- _REQUIRED WORK_:
Output each entry verbatim.

*** DATA FOR THIS EXERCISE Section Begins ***

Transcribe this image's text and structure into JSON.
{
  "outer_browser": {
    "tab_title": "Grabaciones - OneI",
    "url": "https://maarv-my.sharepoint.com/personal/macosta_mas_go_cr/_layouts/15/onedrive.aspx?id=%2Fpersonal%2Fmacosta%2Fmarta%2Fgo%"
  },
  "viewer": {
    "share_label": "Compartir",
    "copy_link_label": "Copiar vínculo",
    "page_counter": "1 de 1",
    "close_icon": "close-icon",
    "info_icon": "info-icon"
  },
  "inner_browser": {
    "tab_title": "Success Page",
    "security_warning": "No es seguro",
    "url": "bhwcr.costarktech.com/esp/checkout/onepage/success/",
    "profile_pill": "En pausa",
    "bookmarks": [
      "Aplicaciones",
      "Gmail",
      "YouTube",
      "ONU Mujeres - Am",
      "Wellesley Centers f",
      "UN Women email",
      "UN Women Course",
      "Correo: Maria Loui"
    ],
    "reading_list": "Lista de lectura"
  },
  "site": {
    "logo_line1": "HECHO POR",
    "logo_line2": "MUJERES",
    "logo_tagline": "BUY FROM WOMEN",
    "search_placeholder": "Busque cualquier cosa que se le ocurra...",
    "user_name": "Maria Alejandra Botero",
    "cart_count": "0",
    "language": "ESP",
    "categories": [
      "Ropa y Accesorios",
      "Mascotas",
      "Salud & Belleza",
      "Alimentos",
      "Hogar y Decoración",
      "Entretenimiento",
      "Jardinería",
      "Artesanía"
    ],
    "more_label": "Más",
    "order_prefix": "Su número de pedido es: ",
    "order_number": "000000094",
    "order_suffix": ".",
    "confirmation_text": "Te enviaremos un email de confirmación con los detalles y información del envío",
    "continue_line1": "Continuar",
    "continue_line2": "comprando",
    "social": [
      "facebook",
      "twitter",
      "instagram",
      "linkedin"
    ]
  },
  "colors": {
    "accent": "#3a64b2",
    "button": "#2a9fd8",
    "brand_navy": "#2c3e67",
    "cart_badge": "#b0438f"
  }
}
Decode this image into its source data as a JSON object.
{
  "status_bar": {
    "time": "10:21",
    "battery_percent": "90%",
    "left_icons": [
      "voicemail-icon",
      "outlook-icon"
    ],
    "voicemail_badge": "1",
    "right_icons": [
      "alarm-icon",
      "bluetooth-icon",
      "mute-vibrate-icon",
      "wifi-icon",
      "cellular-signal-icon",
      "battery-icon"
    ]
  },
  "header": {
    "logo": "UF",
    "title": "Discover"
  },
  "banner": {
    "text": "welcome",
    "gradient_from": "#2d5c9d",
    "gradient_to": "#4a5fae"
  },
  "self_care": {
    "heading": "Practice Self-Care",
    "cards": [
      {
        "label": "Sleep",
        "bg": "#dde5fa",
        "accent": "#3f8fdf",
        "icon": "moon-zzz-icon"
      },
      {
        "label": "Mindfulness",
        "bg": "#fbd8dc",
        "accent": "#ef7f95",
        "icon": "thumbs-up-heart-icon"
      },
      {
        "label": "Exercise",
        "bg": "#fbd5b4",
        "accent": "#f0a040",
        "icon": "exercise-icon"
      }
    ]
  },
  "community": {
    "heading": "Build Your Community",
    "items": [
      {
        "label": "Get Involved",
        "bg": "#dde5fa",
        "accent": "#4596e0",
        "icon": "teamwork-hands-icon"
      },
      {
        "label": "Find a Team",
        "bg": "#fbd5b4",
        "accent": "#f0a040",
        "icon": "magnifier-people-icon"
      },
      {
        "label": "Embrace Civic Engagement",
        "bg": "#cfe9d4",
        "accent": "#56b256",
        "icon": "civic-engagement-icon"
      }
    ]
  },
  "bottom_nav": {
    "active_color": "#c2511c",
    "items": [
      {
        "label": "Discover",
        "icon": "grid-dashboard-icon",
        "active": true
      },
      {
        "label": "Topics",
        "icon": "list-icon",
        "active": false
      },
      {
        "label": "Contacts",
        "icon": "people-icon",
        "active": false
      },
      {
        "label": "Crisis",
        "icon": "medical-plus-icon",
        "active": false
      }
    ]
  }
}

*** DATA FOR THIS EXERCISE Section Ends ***

- _SOLUTION TO THIS PROBLEM_:
Transcribe this image's text and structure into JSON.
{
  "outer_browser": {
    "tab_title": "Grabaciones - OneI",
    "url": "https://maarv-my.sharepoint.com/personal/macosta_mas_go_cr/_layouts/15/onedrive.aspx?id=%2Fpersonal%2Fmacosta%2Fmarta%2Fgo%"
  },
  "viewer": {
    "share_label": "Compartir",
    "copy_link_label": "Copiar vínculo",
    "page_counter": "1 de 1",
    "close_icon": "close-icon",
    "info_icon": "info-icon"
  },
  "inner_browser": {
    "tab_title": "Success Page",
    "security_warning": "No es seguro",
    "url": "bhwcr.costarktech.com/esp/checkout/onepage/success/",
    "profile_pill": "En pausa",
    "bookmarks": [
      "Aplicaciones",
      "Gmail",
      "YouTube",
      "ONU Mujeres - Am",
      "Wellesley Centers f",
      "UN Women email",
      "UN Women Course",
      "Correo: Maria Loui"
    ],
    "reading_list": "Lista de lectura"
  },
  "site": {
    "logo_line1": "HECHO POR",
    "logo_line2": "MUJERES",
    "logo_tagline": "BUY FROM WOMEN",
    "search_placeholder": "Busque cualquier cosa que se le ocurra...",
    "user_name": "Maria Alejandra Botero",
    "cart_count": "0",
    "language": "ESP",
    "categories": [
      "Ropa y Accesorios",
      "Mascotas",
      "Salud & Belleza",
      "Alimentos",
      "Hogar y Decoración",
      "Entretenimiento",
      "Jardinería",
      "Artesanía"
    ],
    "more_label": "Más",
    "order_prefix": "Su número de pedido es: ",
    "order_number": "000000094",
    "order_suffix": ".",
    "confirmation_text": "Te enviaremos un email de confirmación con los detalles y información del envío",
    "continue_line1": "Continuar",
    "continue_line2": "comprando",
    "social": [
      "facebook",
      "twitter",
      "instagram",
      "linkedin"
    ]
  },
  "colors": {
    "accent": "#3a64b2",
    "button": "#2a9fd8",
    "brand_navy": "#2c3e67",
    "cart_badge": "#b0438f"
  }
}
Decode this image into its source data as a JSON object.
{
  "status_bar": {
    "time": "10:21",
    "battery_percent": "90%",
    "left_icons": [
      "voicemail-icon",
      "outlook-icon"
    ],
    "voicemail_badge": "1",
    "right_icons": [
      "alarm-icon",
      "bluetooth-icon",
      "mute-vibrate-icon",
      "wifi-icon",
      "cellular-signal-icon",
      "battery-icon"
    ]
  },
  "header": {
    "logo": "UF",
    "title": "Discover"
  },
  "banner": {
    "text": "welcome",
    "gradient_from": "#2d5c9d",
    "gradient_to": "#4a5fae"
  },
  "self_care": {
    "heading": "Practice Self-Care",
    "cards": [
      {
        "label": "Sleep",
        "bg": "#dde5fa",
        "accent": "#3f8fdf",
        "icon": "moon-zzz-icon"
      },
      {
        "label": "Mindfulness",
        "bg": "#fbd8dc",
        "accent": "#ef7f95",
        "icon": "thumbs-up-heart-icon"
      },
      {
        "label": "Exercise",
        "bg": "#fbd5b4",
        "accent": "#f0a040",
        "icon": "exercise-icon"
      }
    ]
  },
  "community": {
    "heading": "Build Your Community",
    "items": [
      {
        "label": "Get Involved",
        "bg": "#dde5fa",
        "accent": "#4596e0",
        "icon": "teamwork-hands-icon"
      },
      {
        "label": "Find a Team",
        "bg": "#fbd5b4",
        "accent": "#f0a040",
        "icon": "magnifier-people-icon"
      },
      {
        "label": "Embrace Civic Engagement",
        "bg": "#cfe9d4",
        "accent": "#56b256",
        "icon": "civic-engagement-icon"
      }
    ]
  },
  "bottom_nav": {
    "active_color": "#c2511c",
    "items": [
      {
        "label": "Discover",
        "icon": "grid-dashboard-icon",
        "active": true
      },
      {
        "label": "Topics",
        "icon": "list-icon",
        "active": false
      },
      {
        "label": "Contacts",
        "icon": "people-icon",
        "active": false
      },
      {
        "label": "Crisis",
        "icon": "medical-plus-icon",
        "active": false
      }
    ]
  }
}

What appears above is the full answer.